What Creator Wanted: Carlie Kane Finds Where She’s Meant to be in her Legal Career Journey
“I am meant to be here. This is my journey. Whatever brought me here, I am meant to be here. That's what Creator wanted. That's why I'm here,” says Carlie Kane. She is a member of Lac Seul First Nation and a second year law student at Robson Hall at the University of Manitoba. Outside of school, she works with Full Circle for Indigenous Education, an organization that promotes and provides awareness to students, teachers, and the general public about Indigenous education.
While she’s in school, she’s still doing their social media and administrative work and the organization is going to be adding a project coordinator to the mix. The work is growing and Kane can’t do it all while also going to school, so more hands will make things easier. She recently coordinated a powwow in her role, something she hadn’t done before, to honour Indigenous educators.
After Kane graduated in 2010, she went straight to university, only to find it wasn’t for her. With a couple failing grades on her transcript, she vowed never to return to university. She went to college and became a legal assistant, a job she did for a few years. She decided she wanted more and went back to university to give it another try. Kane pushed past her initial aversion to university life and her promise to herself not to go back and ended up glad she did.
When she was working as a legal assistant, she was really aware that she was still young and wanted more out of her career.
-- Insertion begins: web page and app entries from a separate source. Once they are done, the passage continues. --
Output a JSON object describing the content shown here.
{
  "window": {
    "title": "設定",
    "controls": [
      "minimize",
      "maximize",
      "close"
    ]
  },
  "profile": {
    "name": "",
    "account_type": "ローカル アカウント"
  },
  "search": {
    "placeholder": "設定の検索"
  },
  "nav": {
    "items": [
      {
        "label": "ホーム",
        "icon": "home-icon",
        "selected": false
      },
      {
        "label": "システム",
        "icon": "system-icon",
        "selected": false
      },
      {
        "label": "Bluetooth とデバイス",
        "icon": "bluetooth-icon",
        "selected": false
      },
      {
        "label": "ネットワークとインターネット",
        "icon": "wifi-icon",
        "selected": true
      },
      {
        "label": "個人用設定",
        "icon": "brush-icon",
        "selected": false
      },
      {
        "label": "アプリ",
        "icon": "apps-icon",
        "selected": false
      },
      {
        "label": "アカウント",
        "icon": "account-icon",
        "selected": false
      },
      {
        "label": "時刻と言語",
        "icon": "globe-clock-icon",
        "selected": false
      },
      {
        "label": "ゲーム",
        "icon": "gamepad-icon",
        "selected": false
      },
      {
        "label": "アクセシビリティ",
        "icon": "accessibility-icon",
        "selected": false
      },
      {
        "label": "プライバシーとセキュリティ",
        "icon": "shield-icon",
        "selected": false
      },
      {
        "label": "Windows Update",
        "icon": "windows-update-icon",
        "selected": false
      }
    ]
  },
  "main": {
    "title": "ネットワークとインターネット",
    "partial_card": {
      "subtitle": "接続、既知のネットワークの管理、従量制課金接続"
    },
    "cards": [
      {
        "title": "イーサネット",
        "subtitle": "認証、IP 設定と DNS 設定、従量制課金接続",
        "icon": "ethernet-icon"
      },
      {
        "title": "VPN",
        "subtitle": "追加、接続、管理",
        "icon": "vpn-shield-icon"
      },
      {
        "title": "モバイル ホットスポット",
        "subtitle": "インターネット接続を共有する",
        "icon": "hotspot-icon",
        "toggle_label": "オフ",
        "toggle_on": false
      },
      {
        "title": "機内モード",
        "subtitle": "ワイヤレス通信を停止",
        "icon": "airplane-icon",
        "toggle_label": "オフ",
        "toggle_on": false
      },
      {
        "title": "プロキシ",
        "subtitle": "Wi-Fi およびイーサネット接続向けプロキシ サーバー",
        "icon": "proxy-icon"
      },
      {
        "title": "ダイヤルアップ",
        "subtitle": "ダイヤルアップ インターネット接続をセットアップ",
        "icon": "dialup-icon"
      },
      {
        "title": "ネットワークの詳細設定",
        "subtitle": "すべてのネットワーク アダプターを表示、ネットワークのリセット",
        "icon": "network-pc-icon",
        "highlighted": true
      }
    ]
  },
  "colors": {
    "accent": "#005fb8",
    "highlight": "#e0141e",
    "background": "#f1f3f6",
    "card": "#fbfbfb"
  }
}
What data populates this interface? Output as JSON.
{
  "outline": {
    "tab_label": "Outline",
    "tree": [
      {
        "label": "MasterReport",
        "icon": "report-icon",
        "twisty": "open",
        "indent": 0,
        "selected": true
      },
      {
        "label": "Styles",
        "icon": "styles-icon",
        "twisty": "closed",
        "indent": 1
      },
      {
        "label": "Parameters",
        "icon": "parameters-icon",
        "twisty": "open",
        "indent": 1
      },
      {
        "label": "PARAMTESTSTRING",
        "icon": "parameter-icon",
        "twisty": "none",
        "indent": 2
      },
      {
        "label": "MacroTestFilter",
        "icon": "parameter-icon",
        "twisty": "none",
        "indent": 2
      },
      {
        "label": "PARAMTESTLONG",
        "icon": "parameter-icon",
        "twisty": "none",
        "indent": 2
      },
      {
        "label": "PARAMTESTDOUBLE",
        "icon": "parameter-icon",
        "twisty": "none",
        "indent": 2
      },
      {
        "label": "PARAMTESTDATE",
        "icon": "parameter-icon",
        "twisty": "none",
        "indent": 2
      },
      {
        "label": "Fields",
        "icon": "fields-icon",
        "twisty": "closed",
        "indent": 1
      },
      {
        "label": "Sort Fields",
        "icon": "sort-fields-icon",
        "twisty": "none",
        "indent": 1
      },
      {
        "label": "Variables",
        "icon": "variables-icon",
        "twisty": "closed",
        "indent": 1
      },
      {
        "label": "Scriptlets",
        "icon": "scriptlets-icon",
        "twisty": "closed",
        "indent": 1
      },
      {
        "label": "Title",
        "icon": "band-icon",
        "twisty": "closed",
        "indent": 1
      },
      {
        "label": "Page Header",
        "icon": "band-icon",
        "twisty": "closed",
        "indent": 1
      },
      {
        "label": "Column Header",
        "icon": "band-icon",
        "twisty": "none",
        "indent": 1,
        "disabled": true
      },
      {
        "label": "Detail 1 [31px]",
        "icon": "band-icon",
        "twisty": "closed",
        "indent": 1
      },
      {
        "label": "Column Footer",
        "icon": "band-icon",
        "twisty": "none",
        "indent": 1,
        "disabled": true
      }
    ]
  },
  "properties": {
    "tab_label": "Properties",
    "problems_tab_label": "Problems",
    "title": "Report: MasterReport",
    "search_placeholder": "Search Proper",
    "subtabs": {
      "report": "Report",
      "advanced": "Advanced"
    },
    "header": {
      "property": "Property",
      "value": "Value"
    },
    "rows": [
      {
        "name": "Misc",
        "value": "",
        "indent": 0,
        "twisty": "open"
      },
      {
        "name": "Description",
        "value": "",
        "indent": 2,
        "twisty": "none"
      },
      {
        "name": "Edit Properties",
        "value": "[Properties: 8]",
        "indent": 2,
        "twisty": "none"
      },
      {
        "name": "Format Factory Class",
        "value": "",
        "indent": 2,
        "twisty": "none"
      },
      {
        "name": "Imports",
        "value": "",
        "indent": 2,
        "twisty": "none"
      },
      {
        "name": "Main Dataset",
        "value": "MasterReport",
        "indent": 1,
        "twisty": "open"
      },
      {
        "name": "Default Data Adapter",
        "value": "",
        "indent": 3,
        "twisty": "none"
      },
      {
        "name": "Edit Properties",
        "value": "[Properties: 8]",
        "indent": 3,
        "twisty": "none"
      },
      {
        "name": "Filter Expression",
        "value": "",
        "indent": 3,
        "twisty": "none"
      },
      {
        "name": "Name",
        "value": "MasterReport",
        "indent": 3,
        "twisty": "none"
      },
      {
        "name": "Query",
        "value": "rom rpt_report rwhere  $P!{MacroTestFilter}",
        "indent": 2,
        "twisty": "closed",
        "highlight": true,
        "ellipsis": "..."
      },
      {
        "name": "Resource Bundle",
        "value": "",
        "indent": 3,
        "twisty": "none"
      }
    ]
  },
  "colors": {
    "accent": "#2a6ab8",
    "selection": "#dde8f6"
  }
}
There were limits to what she could do as a legal assistant, even though it’s a job she thinks is really great. After researching what she had to do to move forward and become a lawyer, she found she had to complete an undergraduate degree first. She did that and kept pushing past every barrier in her path to reach her goal of being admitted to law school. Her undergraduate degree was in Indigenous Studies, and Women's and Gender Studies, a writing-heavy degree that prepared her for law school.
“You can still overcome those barriers or obstacles. They're meant to be overcome.”
While she’s happy to be there, the workload in law school and the sheer volume of assignments and expectations can be overwhelming. On top of the academic requirements, there is a need to network and attend parties and gatherings. She encourages aspiring law students not to feel like they have to go to every event and to take care of themselves like she does.
Taking care of herself looks like listening to her body, not attending things when she’s feeling too stressed or anxious and not putting herself through things that would be too much for her mind, body, spirit and soul. She takes time out to relax and watch Netflix instead. She’s learned along her journey to trust the process, even when she wasn’t sure how things were going to turn out.
On a typical day, she enjoys the flexibility of remote work. She wakes up in the morning, does a grounding practice of either watching her favourite show or listening to some good music. She checks her email and calendar, plans her day, works on assignments and creates social media posts for her job. To refresh her mind through the day, she takes breaks and she relies on her calendar to keep her on track.
Her advice for a high school student who is trying to figure out what they want to do next is to talk to someone in the profession they’re considering. She encourages youth to get curious and ask questions. Kane also suggests researching Indigenous representation in that field. She did that when considering law and she finds it very motivating to know representation is growing and she is a part of it.
What she would love to say to youth is, “Trust the process because whatever you decide to do, one way or another, if you keep your eye on the prize and you set your mind to that goal, you'll get there. You're just gonna go through obstacles, and that's fine. But don't let those stop you.”
To overcome obstacles, she drew on her sense of self, knowing that she’s intelligent, smart, capable and she could succeed. She didn’t let her initial poor grades stop her and relied on what she could feel deep in her heart, that she was doing what she was supposed to do. Kane encourages youth not to get discouraged if they don’t get the marks they wish they had, to see it as just another obstacle and to keep going.
As she looks to the future, she hopes to move to BC with her partner and her cats. Kane believes there are more opportunities and that it’s a beautiful place to live, as much as she loves Manitoba. She yearns for the oceans and the mountains and feels them calling her back.
In closing, she hopes youth will hear her words of encouragement, urging them onwards.” Just keep your eye on the prize. Stay persistent and keep going. Trust the process because you will get anywhere you want to go. There's no limits,” she beams.
Carlie Kane knows she is meant to be here on her journey and that whatever brought her here, it’s where she’s meant to be. She believes this is what the Creator wanted and that is why she’s here, going to school to become a lawyer and working to promote and educate about Indigenous education. She’s listening to her body, to her heart and to her purpose and showing the world that anything is possible when you believe in yourself and keep moving forward.
Thanks to Ailson Tedford Seaweed for authoring this article.
Future Pathways Fireside Chats are a project of TakingITGlobal's Connected North Program.
Funding is generously provided by the RBC Foundation in support of RBC Future Launch, and the Government of Canada's Supports for Student Learning program.